What are your goals for 2018? ~ I made a promise to myself before recording the first episode of the Creative Spectator that I would keep at it for at least 12 months, regardless of how little interest it ultimately attracts. Thankfully, the response has been better than I could've anticipated, which is surprising and, honestly, a little baffling.
Beyond that, I've got my long-gestating novel to finally finish up. I would say it's 90% done at this point. After giving it one final read through/edit I will then bite the bullet and start sending it out for others (publishers, gulp!) to read... the mere thought of which frightens the absolute shit out of me! But it has to happen at some point I guess. And, honestly, it's well and truly time for me to let go of it and move on to something new.
What does success mean to you? ~ My idea of success has definitely changed as I've gotten older. If you asked me this question 10 - 15 years ago, I might've said that recognition & praise equalled success. Flashing forward to the present, that stuff seems way less important. Success to me now is something much more personal. It's about me being happy with the hard work I'm doing. If I am able to work hard on a project, see it through until the very end, and eventually come out the other side of it all with a finished product I am happy with, then that, to me, is success. Anything beyond that is really just icing on the cake.
Where can people follow you and your podcast? ~ Creative Spectator can be downloaded/streamed/subscribed to/followed on iTunes, Spotify and Libsyn. As for me, I can be found on Twitter and Instagram (@benjimengel). I have yet to jump on the Vero band wagon, but I hear good things, so who knows – I may also be on there by the time this goes up.
Can you share some advice to others who are thinking of putting their creative pursuit into motion? ~ When I was growing up, there was a saying my Dad used to repeat over and over ad nauseam. That saying was: "He who hesitates is lost." At the time I was like, "Okay, whatevvvver Daaad." Of course, as I've gotten older, I've come to realise just how true and important that saying actually is.
Sitting around and thinking things like, "Should I do this?" "Should I wait?" "Am I ready?" will only lead to more time wasting. If you are passionate about something but don't feel ready or don't feel like the time is right or are severely lacking in confidence or any other number of excuses, then I'm sorry, but it is absolutely in your best interest to ignore these things and just get off your butt and do it anyway. Life is far too short to just wait around for the right moment to strike.
I can promise you that no one, not even your creative heroes, were ever 100 % ready to take the leap when they did. The timing is never exactly right for anyone. Waiting for the so-called 'right moment' will only lead to missed opportunities. Do not overthink anything you're wanting to do - just do it! Get going! Yes, you will probably suck at whatever it is you're trying to do to begin with. And there WILL be failures. Oh boy, will there be failures. But guess what? EVERYONE fails at first. And failing is a necessary part of the process.

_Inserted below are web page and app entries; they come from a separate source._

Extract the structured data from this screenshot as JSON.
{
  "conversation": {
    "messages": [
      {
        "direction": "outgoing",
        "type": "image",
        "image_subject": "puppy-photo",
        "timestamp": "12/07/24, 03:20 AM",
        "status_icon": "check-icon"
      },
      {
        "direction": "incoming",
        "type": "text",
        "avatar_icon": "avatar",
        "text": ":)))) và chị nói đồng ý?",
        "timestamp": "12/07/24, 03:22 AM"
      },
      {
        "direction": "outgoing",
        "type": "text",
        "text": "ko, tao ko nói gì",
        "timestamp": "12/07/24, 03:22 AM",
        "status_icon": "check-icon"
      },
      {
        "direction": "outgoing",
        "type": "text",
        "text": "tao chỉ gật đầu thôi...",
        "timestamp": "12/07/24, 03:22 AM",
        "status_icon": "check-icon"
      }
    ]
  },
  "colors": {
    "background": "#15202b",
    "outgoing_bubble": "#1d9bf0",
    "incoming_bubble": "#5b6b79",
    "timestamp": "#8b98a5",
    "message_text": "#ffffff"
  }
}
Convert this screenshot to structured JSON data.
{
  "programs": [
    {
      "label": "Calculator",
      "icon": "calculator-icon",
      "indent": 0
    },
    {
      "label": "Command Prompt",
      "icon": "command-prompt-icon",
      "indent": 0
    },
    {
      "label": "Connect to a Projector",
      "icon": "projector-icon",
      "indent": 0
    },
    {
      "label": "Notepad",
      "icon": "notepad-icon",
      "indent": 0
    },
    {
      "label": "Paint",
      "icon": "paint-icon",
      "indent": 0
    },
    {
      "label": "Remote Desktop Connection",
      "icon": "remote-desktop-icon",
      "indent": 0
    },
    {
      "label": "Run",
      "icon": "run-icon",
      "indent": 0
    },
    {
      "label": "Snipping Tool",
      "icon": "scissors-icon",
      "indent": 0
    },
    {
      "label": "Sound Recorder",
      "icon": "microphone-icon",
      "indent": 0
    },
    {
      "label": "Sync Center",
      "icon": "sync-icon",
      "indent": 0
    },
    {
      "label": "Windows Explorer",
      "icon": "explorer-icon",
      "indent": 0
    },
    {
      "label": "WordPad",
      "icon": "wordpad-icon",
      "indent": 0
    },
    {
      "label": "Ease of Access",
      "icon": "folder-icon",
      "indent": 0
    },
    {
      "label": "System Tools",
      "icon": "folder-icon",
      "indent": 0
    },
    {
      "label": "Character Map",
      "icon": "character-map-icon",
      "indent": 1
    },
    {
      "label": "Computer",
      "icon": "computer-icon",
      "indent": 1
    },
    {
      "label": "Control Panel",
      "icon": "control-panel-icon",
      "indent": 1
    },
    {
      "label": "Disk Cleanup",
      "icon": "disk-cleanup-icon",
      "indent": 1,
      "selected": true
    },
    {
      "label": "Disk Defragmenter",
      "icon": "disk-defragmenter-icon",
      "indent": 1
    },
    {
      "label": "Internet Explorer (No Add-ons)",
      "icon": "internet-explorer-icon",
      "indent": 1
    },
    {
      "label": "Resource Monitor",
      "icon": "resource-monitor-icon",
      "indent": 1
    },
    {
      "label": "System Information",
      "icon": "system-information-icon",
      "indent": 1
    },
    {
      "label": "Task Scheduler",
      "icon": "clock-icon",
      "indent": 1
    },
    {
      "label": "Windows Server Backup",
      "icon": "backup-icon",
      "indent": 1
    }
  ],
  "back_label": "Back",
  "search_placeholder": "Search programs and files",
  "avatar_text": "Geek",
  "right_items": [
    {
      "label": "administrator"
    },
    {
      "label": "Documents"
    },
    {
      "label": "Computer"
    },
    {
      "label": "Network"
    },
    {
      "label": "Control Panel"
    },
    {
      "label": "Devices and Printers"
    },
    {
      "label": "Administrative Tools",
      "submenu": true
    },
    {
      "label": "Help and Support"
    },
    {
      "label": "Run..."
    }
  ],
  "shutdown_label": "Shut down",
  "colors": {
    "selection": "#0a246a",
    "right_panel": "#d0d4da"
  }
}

Nobody ever grows as a person and/or artist without failing at least a few times. Once you can accept this and are willing to push through these low points and keep moving forward, then you will be well and truly on your way. After that, there will be no stopping you!